T. Rex Teens May Have Driven Medium-Sized Dinosaur Species Extinct
New research suggests that as T. rex rose to dominance, their young took over the ecological role of middle-sized predators.
Fast and agile, Tyrannosaurus rex juveniles were able to outcompete other medium-sized dinosaurs and drive them to extinction as the species became more dominant, scientists believe.
Previous research has suggested that these predators disappeared about 80 million years ago due to a lack of prey but a new study, published in the Canadian Journal of Earth Sciences, suggests young tyrannosaurs may be to blame.
“Earlier in the history of dinosaurs, in most communities you’d have a bunch of different types of carnivores of various size ranges from small fox-sized all the way up to the occasional giants,” said Dr Thomas Holtz, a principal lecturer in the University of Maryland’s department of geology in the US.
“Then something happens between 95 and 80 million years ago, where we see a shift. The really big carnivores, larger than an elephant, like tyrannosaurs and their kin, become the apex predators, and the middle-sized predators, say leopard to buffalo-sized carnivores, are either missing or very rare.”
For their study, the researchers looked at an existing record of 60 dinosaur communities that roamed the planet around 201 to 66 million years ago. Analysis showed that in 29 of these communities, T. rex were the largest and most dominant predator, weighing in at over 1,000kg.
In those communities, found in central Asia and North America, middle-sized predators, ranging from 50kg to 1,000kg, were rare or absent around 80 to 66 million years ago, the researchers said.
Holtz and his team then looked for shifts in the number of prey species in those communities, to see if the disappearance of these dinosaurs was linked to changes in their prey. Specifically, they were looking for two types of changes: prey species increasing dramatically in the absence of predators, or prey species dropping off leading to a disappearance in medium-sized predators.
But the researchers did not find any evidence of changes in prey species diversity, which suggests “something continued to fill the ecological role of the missing middle-sized predators”.
They believe young tyrannosaurs, who were faster and more agile than their parents, likely hunted prey in a similar way to medium-sized dinosaurs. As a result, the researchers say it is possible that as T. rex evolved and grew to dominance, their juveniles outcompeted other carnivorous dinosaurs in the middle-size range.
“In those communities where middle-sized predators are gone but the prey species are just as diverse, can we say that no-one is preying upon these middle-sized prey?” Holtz said. “No. That’s almost certainly not the case. It is quite likely juvenile tyrannosaurs took over the ecological role of the missing middle-sized carnivores.”
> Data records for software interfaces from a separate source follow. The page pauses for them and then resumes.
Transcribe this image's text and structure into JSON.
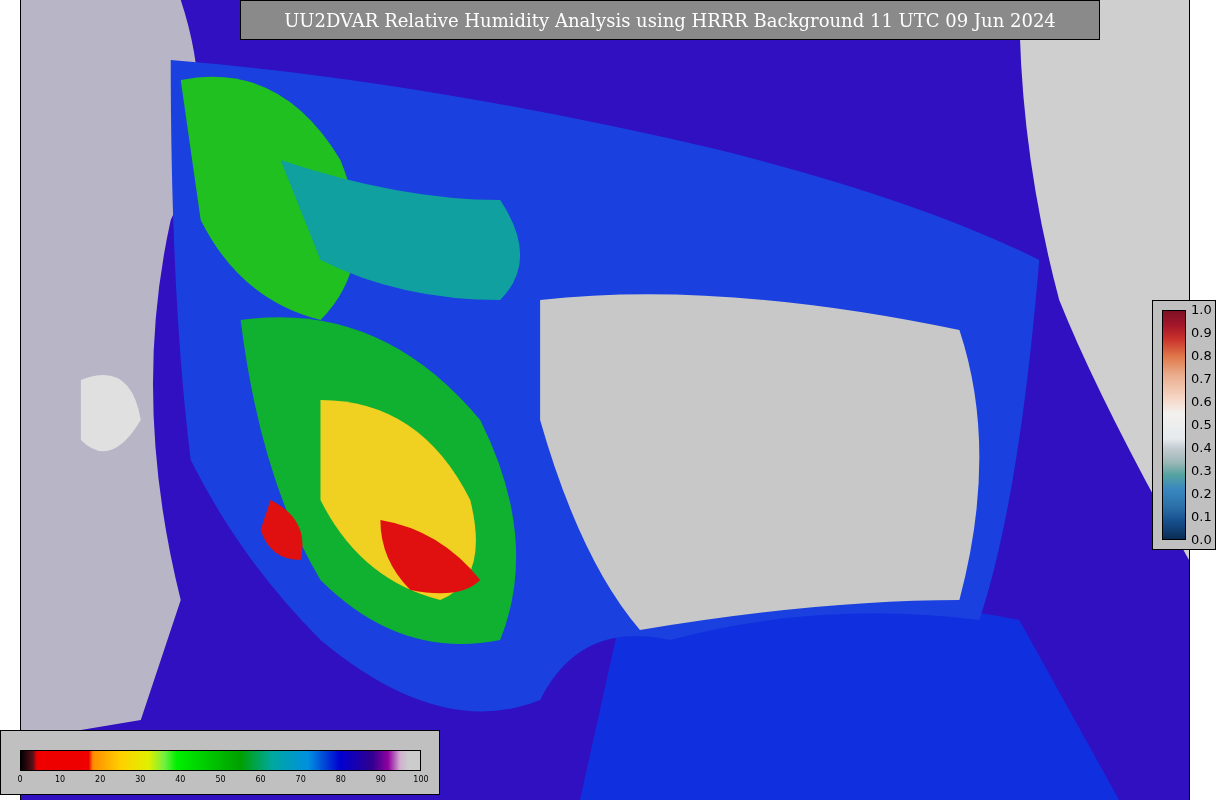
{
  "title": "UU2DVAR Relative Humidity Analysis using HRRR Background 11 UTC 09 Jun 2024",
  "side_colorbar": {
    "ticks": [
      "1.0",
      "0.9",
      "0.8",
      "0.7",
      "0.6",
      "0.5",
      "0.4",
      "0.3",
      "0.2",
      "0.1",
      "0.0"
    ]
  },
  "bottom_colorbar": {
    "ticks": [
      "0",
      "10",
      "20",
      "30",
      "40",
      "50",
      "60",
      "70",
      "80",
      "90",
      "100"
    ]
  }
}
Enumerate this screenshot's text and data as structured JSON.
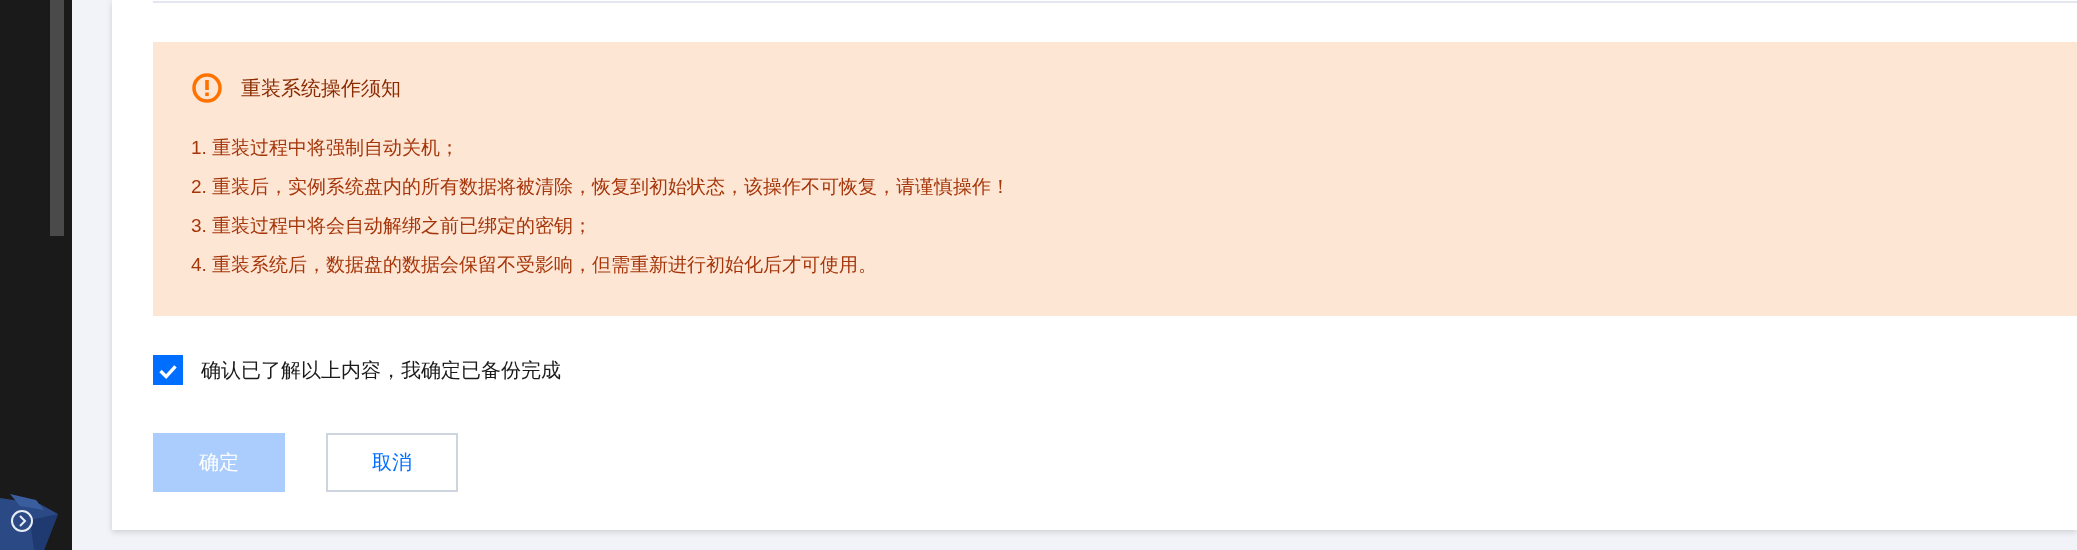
{
  "notice": {
    "title": "重装系统操作须知",
    "items": [
      "1. 重装过程中将强制自动关机；",
      "2. 重装后，实例系统盘内的所有数据将被清除，恢复到初始状态，该操作不可恢复，请谨慎操作！",
      "3. 重装过程中将会自动解绑之前已绑定的密钥；",
      "4. 重装系统后，数据盘的数据会保留不受影响，但需重新进行初始化后才可使用。"
    ]
  },
  "confirm_checkbox": {
    "label": "确认已了解以上内容，我确定已备份完成",
    "checked": true
  },
  "buttons": [
    {
      "label": "确定",
      "kind": "primary",
      "disabled": true
    },
    {
      "label": "取消",
      "kind": "secondary",
      "disabled": false
    }
  ]
}
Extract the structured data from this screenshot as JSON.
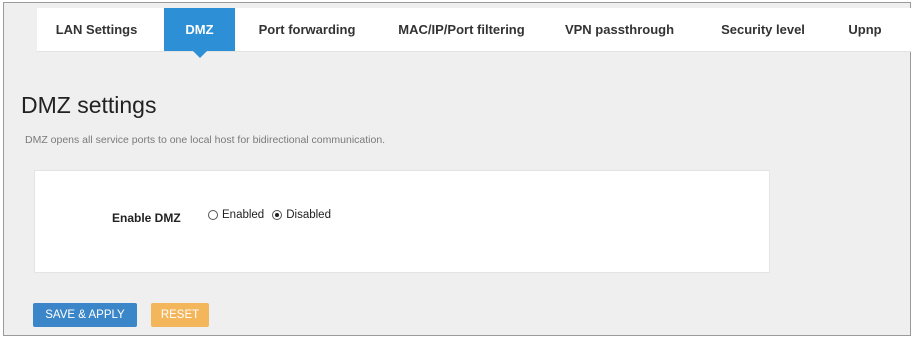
{
  "tabs": [
    {
      "label": "LAN Settings",
      "active": false
    },
    {
      "label": "DMZ",
      "active": true
    },
    {
      "label": "Port forwarding",
      "active": false
    },
    {
      "label": "MAC/IP/Port filtering",
      "active": false
    },
    {
      "label": "VPN passthrough",
      "active": false
    },
    {
      "label": "Security level",
      "active": false
    },
    {
      "label": "Upnp",
      "active": false
    }
  ],
  "page": {
    "title": "DMZ settings",
    "description": "DMZ opens all service ports to one local host for bidirectional communication."
  },
  "form": {
    "enable_dmz_label": "Enable DMZ",
    "options": [
      {
        "label": "Enabled",
        "checked": false
      },
      {
        "label": "Disabled",
        "checked": true
      }
    ]
  },
  "buttons": {
    "save_label": "SAVE & APPLY",
    "reset_label": "RESET"
  },
  "colors": {
    "active_tab": "#2d8fd6",
    "save_button": "#3a86c8",
    "reset_button": "#f3b65b",
    "background": "#efefef"
  }
}
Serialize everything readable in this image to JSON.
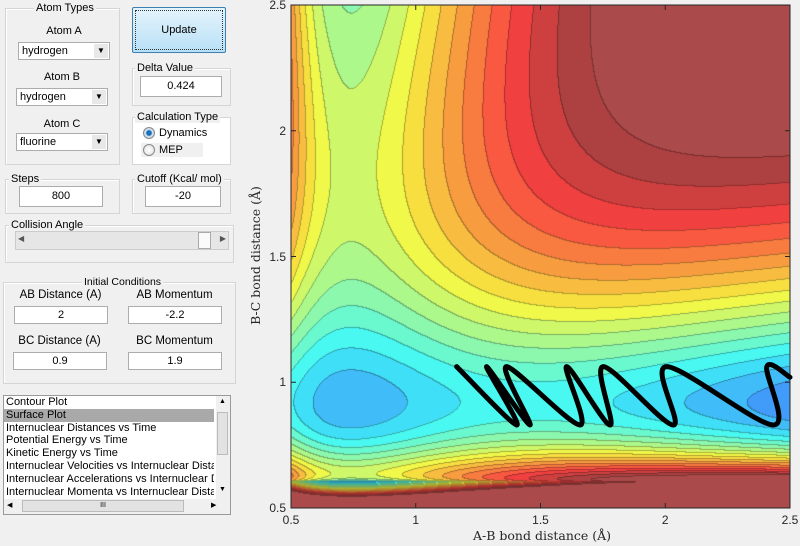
{
  "atom_types": {
    "title": "Atom Types",
    "atom_a": {
      "label": "Atom A",
      "value": "hydrogen"
    },
    "atom_b": {
      "label": "Atom B",
      "value": "hydrogen"
    },
    "atom_c": {
      "label": "Atom C",
      "value": "fluorine"
    }
  },
  "update_label": "Update",
  "delta": {
    "title": "Delta Value",
    "value": "0.424"
  },
  "calc_type": {
    "title": "Calculation Type",
    "options": [
      "Dynamics",
      "MEP"
    ],
    "selected": "Dynamics"
  },
  "steps": {
    "title": "Steps",
    "value": "800"
  },
  "cutoff": {
    "title": "Cutoff (Kcal/ mol)",
    "value": "-20"
  },
  "collision": {
    "title": "Collision Angle",
    "slider_fraction": 0.98
  },
  "initial": {
    "title": "Initial Conditions",
    "ab_dist_label": "AB Distance (A)",
    "ab_dist": "2",
    "ab_mom_label": "AB Momentum",
    "ab_mom": "-2.2",
    "bc_dist_label": "BC Distance (A)",
    "bc_dist": "0.9",
    "bc_mom_label": "BC Momentum",
    "bc_mom": "1.9"
  },
  "plot_list": {
    "items": [
      "Contour Plot",
      "Surface Plot",
      "Internuclear Distances vs Time",
      "Potential Energy vs Time",
      "Kinetic Energy vs Time",
      "Internuclear Velocities vs Internuclear Distance",
      "Internuclear Accelerations vs Internuclear Distance",
      "Internuclear Momenta vs Internuclear Distance"
    ],
    "selected": "Surface Plot",
    "hscroll_glyph": "III"
  },
  "chart_data": {
    "type": "contour",
    "xlabel": "A-B bond distance (Å)",
    "ylabel": "B-C bond distance (Å)",
    "xlim": [
      0.5,
      2.5
    ],
    "ylim": [
      0.5,
      2.5
    ],
    "xticks": [
      "0.5",
      "1",
      "1.5",
      "2",
      "2.5"
    ],
    "yticks": [
      "0.5",
      "1",
      "1.5",
      "2",
      "2.5"
    ],
    "colormap": "jet",
    "cutoff_color": "#ab4a4a",
    "trajectory": {
      "color": "#000000",
      "x": [
        1.164,
        1.405,
        1.284,
        1.458,
        1.364,
        1.658,
        1.605,
        1.779,
        1.752,
        2.032,
        2.006,
        2.433,
        2.407,
        2.5
      ],
      "y": [
        1.062,
        0.83,
        1.062,
        0.83,
        1.062,
        0.83,
        1.062,
        0.83,
        1.062,
        0.83,
        1.062,
        0.83,
        1.062,
        1.02
      ]
    }
  }
}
An alternative explanation may also be possible: something else eliminated the other carnivores and T. rex simply stepped in to fill the gap. More research was needed to understand what happened.
“Ultimately resolving that is going to rely on the most basic first-level aspect of palaeontology, which is boots-on-the-ground and picks in the sediments,” said Holtz. “We need more sampling sites from this interval between about 95 and 80 million years ago.”